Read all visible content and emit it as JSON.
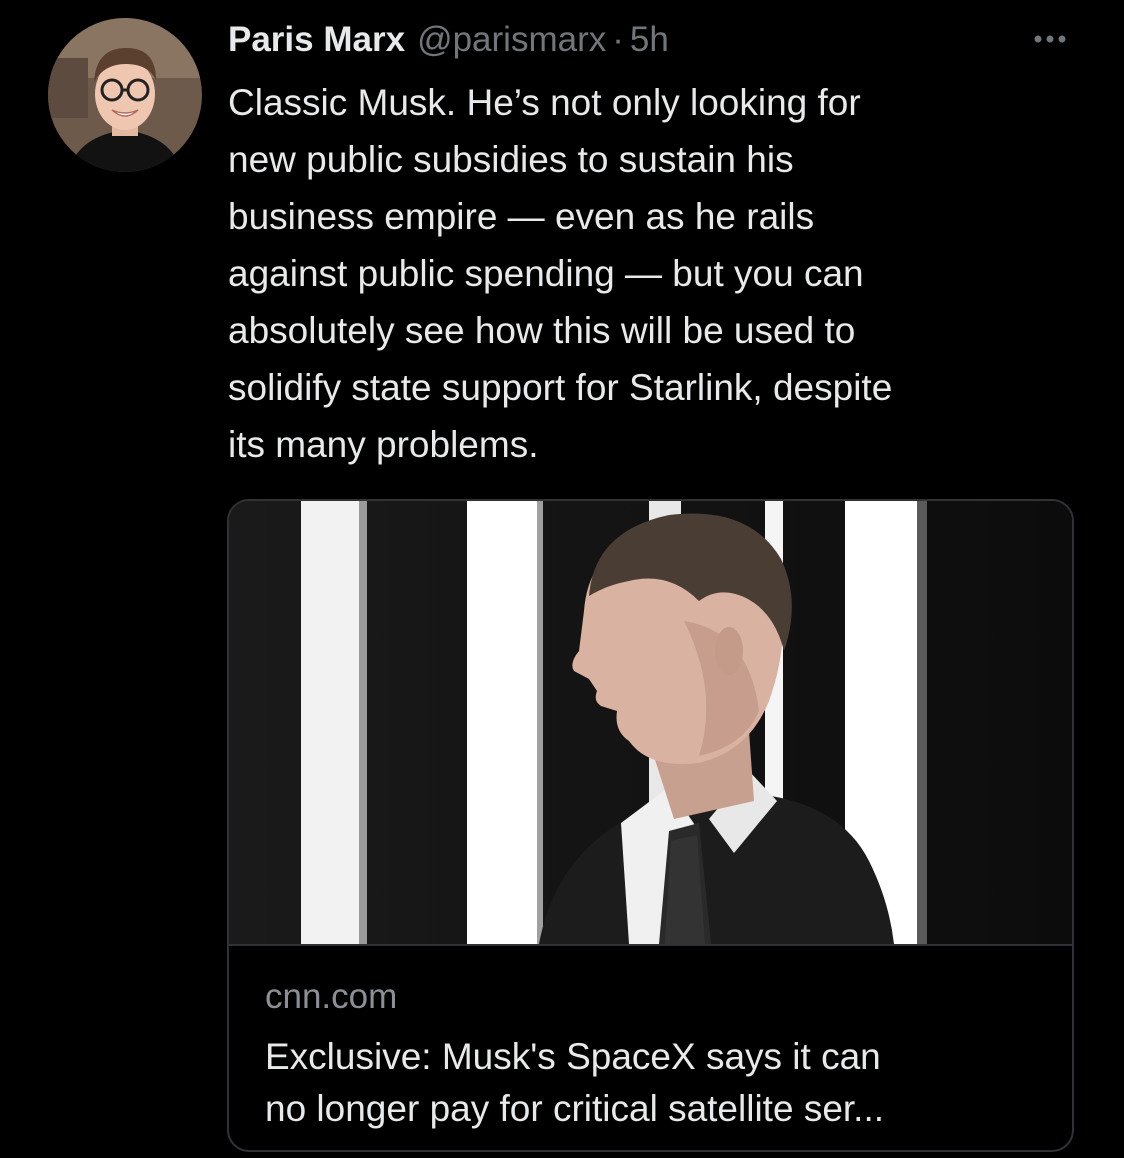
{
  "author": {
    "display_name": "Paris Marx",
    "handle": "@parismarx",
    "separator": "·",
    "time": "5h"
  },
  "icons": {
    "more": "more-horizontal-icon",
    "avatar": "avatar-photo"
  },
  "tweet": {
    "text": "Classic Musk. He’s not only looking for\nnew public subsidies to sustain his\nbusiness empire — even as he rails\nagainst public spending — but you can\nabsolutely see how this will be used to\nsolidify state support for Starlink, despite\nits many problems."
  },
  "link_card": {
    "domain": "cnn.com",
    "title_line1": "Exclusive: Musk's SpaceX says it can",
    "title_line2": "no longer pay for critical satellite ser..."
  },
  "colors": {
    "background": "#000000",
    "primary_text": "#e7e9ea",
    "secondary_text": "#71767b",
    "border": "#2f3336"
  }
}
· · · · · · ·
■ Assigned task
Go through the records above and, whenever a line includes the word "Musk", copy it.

■ Exercise result
    "text": "Classic Musk. He’s not only looking for\nnew public subsidies to sustain his\nbusiness empire — even as he rails\nagainst public spending — but you can\nabsolutely see how this will be used to\nsolidify state support for Starlink, despite\nits many problems."
    "title_line1": "Exclusive: Musk's SpaceX says it can",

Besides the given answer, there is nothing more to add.